Venue: Room 148 RC Mills Building, A26 [map]

Thursday 15 May 2014 - 3 - 5pm
Speakers: Robbie Peters
University of Sydney
Title: A rite of demodernisation and its defiant others: the anti-communist purge of 1965/6 in Surabaya
Abstract: Anthropologist James Peacock observed of ludruk clown dramas in Surabaya during the early 1960s that the young and wily stranger of the city’s streets always outsmarted the conservative male of its back alley kampungs. Ludruk mocked tradition, making it what Peacock called 'a right of modernisation’ that captured the mood of Surabaya and its people as turbulent, burgeoning and typically ‘modern’. This paper uses the themes expressed in ludruk to demonstrate how its pedagogy of the unfinished modern person of grafted body parts was usurped by the pedagogy of bodily deconstitution as enacted through the purge, torture and killing of suspected communists in 1965/6. I support this argument with demographic and archival details on the city during the 1950s and 1960s, interviews with former political prisoners and eyewitness accounts of the violence.
Venue: Room 148 RC Mills Building, A26 [map]

Thursday 22 May 2014 - 3 - 5pm
Speakers: Ute Eickelkamp
ARC Future Fellow, University of Sydney
Title: “I’m back to the promised land”: Personal stories of truth-finding in the Anangu world
Abstract: Reporting from my recent fieldtrip to Ernabella on the APY Lands and to Alice Springs that marks the beginning of a larger inquiry into an Aboriginal ontology, I explore various figurations of fundamental truths that people have conveyed in focused conversations. Central to my discussion is the political, moral and emotional significance that Christianity has for particular individuals, both as a positive and negative force. While I recognize the larger context of the politics of culture over time in the forging of views about the world, my primary concern here is to bring into focus the specificity of lived experience that calibrates (but not always stabilizes) a person’s sense of belonging, rupture, conversion and identity.
Venue: Room 148 RC Mills Building, A26 [map]
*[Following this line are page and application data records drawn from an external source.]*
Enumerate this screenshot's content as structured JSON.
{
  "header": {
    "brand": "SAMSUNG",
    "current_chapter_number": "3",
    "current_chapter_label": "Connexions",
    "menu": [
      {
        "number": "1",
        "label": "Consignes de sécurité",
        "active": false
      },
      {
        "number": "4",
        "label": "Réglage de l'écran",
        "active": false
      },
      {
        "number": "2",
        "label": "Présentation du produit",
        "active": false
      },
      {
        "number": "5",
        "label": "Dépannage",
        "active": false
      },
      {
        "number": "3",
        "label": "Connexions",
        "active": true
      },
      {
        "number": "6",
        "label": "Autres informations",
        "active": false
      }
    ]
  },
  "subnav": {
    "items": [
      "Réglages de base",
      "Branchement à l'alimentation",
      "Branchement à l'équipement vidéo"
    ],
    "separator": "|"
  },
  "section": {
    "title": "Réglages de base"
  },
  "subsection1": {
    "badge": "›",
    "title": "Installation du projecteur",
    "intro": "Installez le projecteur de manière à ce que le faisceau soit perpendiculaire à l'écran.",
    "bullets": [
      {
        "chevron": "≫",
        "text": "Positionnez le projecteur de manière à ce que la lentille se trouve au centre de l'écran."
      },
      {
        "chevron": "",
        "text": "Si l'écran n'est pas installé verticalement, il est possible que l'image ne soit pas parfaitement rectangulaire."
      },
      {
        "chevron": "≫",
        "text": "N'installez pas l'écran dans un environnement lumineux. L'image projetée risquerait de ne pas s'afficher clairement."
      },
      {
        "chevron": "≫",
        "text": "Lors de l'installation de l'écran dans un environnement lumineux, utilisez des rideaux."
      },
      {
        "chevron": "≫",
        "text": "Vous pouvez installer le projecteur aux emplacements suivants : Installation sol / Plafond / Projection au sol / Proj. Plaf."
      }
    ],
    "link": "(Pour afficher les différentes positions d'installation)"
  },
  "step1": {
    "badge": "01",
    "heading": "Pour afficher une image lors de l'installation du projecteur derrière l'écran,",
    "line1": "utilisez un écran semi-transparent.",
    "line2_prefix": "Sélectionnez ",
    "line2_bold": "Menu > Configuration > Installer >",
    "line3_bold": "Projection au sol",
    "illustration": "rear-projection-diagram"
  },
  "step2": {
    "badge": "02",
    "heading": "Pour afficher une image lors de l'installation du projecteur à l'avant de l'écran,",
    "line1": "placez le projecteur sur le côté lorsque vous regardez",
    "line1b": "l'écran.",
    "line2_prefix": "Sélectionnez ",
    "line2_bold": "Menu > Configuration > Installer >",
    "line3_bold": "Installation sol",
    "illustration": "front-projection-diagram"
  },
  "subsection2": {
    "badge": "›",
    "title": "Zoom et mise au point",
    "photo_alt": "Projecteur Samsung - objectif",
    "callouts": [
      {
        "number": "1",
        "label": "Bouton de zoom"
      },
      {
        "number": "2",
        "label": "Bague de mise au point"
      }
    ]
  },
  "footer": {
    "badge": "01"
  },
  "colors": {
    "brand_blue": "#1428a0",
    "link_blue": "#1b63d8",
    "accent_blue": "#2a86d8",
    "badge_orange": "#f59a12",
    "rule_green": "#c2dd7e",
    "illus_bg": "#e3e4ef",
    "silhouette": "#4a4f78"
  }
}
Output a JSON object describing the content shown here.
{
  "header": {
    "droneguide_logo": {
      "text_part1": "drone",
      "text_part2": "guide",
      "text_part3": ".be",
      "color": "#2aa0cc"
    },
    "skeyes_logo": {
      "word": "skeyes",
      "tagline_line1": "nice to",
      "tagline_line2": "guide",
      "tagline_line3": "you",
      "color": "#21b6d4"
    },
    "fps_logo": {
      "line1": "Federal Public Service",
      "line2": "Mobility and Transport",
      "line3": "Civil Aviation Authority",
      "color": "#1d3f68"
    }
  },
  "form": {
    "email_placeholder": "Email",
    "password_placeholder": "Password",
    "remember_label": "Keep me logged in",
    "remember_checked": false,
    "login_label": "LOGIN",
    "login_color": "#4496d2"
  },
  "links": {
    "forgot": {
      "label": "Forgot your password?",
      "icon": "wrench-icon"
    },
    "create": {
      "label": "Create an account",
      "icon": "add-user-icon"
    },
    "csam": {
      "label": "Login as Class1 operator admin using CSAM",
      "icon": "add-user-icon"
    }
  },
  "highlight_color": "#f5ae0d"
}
Thursday 29 May 2014 - 3 - 5pm
Speakers: Kalpana Ram
Macquarie University
Title: Mood and Method: Heidegger and Merleau-Ponty on Emotion and Understanding.
Abstract: 'This paper, written for a volume on Anthropology and Phenomenology (Ram and Houston eds.), seeks to explore two specific ways in which phenomenology can assist anthropology. The first is in giving us a stronger way to frame objectivity as an aspiration for anthropological knowledge and for the social sciences more generally. The second is in allowing us to give emotions a methodologically central role in enhancing objectivity.'
Venue: Room 148 RC Mills Building, A26 [map]